WORK REQUIRED: Your answer should consist of the lines in the following data that contain "value".

DATA RECORDS below:

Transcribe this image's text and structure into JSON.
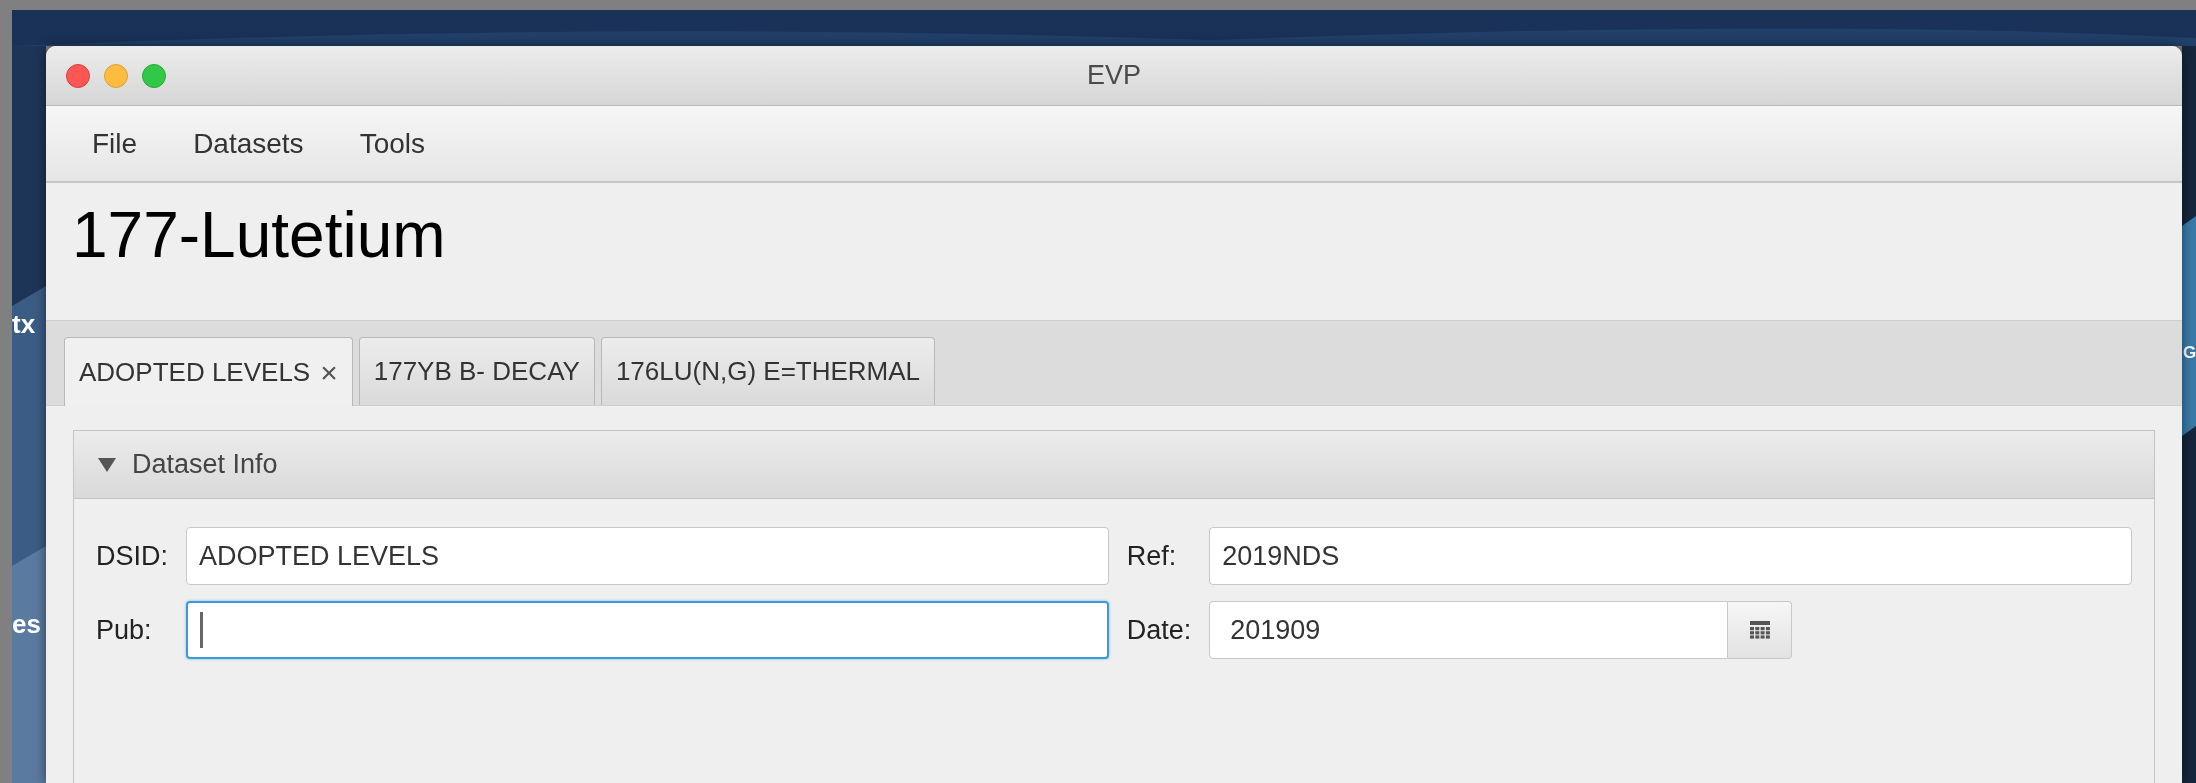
{
  "desktop": {
    "left_labels": [
      "tx",
      "es"
    ],
    "right_labels": [
      "G"
    ]
  },
  "window": {
    "title": "EVP"
  },
  "menu": [
    "File",
    "Datasets",
    "Tools"
  ],
  "heading": "177-Lutetium",
  "tabs": [
    {
      "label": "ADOPTED LEVELS",
      "close": "×",
      "selected": true
    },
    {
      "label": "177YB B- DECAY",
      "selected": false
    },
    {
      "label": "176LU(N,G) E=THERMAL",
      "selected": false
    }
  ],
  "section": {
    "title": "Dataset Info",
    "expanded": true,
    "fields": [
      {
        "label": "DSID:",
        "value": "ADOPTED LEVELS",
        "kind": "text",
        "focused": false
      },
      {
        "label": "Ref:",
        "value": "2019NDS",
        "kind": "text",
        "focused": false
      },
      {
        "label": "Pub:",
        "kind": "text",
        "focused": true
      },
      {
        "label": "Date:",
        "value": "201909",
        "kind": "date",
        "focused": false
      }
    ]
  }
}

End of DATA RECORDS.

ANSWER AREA:
        "value": "ADOPTED LEVELS",
        "value": "2019NDS",
        "value": "201909",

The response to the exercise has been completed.